### PROBLEM
Every line holding the string "Offset" is to be copied from the entries below.

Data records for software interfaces
━━━━━━━━━━

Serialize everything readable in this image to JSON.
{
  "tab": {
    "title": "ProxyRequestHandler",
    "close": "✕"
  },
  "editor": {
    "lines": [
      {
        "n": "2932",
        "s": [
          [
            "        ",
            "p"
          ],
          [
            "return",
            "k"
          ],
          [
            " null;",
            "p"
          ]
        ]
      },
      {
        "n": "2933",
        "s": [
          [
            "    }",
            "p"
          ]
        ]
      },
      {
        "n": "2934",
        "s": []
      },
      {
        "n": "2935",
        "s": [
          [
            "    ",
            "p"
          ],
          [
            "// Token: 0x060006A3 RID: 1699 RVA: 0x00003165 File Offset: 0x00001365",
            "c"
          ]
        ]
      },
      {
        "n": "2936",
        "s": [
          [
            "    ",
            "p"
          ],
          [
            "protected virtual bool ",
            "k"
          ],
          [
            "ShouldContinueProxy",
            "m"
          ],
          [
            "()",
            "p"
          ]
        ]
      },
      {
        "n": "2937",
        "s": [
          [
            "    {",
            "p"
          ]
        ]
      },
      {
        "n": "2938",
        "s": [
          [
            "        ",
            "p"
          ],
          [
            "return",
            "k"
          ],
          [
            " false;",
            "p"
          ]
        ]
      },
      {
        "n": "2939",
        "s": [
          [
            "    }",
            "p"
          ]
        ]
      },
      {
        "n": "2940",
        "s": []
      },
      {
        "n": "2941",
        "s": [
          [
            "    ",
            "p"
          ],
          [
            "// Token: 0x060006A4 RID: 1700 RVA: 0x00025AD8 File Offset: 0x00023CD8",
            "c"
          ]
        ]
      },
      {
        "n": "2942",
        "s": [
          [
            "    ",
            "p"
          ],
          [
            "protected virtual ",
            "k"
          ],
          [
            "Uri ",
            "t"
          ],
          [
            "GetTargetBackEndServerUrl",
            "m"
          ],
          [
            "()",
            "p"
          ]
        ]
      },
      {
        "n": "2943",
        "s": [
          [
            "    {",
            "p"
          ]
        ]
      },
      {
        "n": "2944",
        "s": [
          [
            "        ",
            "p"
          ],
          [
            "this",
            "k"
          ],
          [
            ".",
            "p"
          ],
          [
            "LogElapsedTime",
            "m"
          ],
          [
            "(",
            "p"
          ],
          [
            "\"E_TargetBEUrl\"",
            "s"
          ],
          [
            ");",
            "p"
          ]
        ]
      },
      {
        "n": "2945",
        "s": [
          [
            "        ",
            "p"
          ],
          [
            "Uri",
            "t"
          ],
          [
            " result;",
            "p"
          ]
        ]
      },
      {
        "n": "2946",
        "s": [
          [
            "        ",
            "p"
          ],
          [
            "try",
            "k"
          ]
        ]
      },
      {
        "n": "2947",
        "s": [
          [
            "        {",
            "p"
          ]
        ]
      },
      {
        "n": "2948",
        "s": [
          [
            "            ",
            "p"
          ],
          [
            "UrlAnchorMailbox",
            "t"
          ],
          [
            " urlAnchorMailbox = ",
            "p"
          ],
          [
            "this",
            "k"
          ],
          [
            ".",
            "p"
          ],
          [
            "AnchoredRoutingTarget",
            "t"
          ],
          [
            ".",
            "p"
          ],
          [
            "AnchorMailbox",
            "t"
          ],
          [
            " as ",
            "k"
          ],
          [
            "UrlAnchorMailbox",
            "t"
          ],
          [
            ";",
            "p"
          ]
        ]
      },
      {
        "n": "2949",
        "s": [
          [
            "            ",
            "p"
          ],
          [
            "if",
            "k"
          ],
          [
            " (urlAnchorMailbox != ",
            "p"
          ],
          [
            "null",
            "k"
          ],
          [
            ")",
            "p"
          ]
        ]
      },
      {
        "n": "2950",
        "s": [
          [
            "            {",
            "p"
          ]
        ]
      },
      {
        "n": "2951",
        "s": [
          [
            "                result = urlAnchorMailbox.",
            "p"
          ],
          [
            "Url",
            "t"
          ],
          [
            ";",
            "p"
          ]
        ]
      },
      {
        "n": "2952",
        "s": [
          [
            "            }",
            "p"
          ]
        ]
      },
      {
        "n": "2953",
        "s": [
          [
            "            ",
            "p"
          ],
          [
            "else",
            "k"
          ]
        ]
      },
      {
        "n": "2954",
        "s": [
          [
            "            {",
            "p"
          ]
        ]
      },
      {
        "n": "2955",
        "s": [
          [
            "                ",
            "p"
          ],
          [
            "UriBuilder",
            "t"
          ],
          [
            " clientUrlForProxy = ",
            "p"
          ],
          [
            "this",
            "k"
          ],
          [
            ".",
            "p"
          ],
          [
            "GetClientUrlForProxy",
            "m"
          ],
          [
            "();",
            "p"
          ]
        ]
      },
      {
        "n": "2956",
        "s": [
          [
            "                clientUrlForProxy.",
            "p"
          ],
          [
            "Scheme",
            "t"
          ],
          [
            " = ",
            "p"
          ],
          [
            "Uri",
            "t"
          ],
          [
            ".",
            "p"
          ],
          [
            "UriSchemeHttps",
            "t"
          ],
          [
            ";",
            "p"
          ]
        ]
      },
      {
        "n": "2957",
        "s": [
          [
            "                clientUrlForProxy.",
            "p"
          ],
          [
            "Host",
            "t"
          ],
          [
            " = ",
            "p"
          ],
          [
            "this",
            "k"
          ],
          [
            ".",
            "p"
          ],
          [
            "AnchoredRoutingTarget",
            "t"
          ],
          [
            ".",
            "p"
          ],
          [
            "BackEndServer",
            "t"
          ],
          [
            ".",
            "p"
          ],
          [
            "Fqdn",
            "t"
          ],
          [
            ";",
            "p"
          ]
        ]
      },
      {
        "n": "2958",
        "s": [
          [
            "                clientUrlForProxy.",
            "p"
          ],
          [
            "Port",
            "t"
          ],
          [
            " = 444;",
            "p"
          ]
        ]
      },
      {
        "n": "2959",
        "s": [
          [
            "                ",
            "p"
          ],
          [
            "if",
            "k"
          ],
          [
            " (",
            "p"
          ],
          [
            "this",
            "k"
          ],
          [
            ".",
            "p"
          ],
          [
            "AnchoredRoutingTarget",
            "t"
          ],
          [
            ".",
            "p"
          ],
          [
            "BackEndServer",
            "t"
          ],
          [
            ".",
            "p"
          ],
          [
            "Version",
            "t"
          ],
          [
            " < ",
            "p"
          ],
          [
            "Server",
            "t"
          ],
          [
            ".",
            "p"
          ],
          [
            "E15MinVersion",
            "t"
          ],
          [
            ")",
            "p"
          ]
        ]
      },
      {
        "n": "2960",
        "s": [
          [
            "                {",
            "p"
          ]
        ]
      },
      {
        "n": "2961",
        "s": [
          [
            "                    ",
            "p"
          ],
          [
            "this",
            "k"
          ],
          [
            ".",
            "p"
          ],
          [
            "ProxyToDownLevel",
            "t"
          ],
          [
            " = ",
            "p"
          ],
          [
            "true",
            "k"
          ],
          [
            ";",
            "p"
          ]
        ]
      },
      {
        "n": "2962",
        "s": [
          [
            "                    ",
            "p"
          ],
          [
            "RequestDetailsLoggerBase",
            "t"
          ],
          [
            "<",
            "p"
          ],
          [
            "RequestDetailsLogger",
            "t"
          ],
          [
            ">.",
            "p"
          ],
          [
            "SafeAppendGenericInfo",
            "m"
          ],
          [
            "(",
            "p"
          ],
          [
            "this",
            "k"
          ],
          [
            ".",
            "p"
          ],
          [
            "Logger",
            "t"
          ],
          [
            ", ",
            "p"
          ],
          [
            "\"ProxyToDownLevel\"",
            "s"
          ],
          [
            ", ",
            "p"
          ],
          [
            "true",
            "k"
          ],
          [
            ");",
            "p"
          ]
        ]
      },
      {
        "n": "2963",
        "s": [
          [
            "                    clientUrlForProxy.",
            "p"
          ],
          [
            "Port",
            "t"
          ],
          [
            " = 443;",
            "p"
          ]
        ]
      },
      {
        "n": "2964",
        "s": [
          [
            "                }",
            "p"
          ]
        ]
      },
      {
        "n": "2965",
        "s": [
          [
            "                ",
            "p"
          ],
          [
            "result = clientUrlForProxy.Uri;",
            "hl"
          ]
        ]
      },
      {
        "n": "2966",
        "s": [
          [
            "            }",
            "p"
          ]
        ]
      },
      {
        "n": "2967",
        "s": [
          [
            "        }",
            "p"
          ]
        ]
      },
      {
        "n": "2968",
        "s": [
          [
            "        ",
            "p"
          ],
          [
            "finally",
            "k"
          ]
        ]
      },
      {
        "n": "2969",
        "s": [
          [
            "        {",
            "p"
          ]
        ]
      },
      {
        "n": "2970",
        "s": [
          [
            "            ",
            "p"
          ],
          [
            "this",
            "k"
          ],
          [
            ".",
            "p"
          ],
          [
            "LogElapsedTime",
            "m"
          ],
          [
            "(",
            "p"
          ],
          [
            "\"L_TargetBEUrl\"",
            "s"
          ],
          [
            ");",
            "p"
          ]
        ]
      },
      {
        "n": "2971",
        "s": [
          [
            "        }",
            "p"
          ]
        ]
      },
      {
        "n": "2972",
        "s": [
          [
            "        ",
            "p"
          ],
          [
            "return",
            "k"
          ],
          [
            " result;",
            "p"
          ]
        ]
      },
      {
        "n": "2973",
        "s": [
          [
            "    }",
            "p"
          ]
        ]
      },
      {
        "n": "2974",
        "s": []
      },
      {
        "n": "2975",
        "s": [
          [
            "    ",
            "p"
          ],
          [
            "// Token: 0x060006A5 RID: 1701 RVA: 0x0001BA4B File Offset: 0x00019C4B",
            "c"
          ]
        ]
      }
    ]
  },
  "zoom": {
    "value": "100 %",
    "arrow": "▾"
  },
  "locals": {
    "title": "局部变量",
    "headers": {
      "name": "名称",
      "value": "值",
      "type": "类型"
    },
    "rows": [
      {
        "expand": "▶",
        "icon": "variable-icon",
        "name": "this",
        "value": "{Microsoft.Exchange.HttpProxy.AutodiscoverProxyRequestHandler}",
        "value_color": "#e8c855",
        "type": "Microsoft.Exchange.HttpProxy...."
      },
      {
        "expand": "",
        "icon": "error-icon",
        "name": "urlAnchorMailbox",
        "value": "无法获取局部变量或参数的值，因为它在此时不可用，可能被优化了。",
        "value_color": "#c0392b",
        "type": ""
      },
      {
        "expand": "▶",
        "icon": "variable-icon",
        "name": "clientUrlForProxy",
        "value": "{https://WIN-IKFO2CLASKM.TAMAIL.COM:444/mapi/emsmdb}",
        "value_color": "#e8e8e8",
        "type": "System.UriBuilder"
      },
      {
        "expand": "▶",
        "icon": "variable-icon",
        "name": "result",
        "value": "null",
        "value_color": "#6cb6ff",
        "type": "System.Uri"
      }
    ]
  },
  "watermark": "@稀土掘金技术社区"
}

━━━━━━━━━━

### EXERCISE RESULT
            "// Token: 0x060006A3 RID: 1699 RVA: 0x00003165 File Offset: 0x00001365",
            "// Token: 0x060006A4 RID: 1700 RVA: 0x00025AD8 File Offset: 0x00023CD8",
            "// Token: 0x060006A5 RID: 1701 RVA: 0x0001BA4B File Offset: 0x00019C4B",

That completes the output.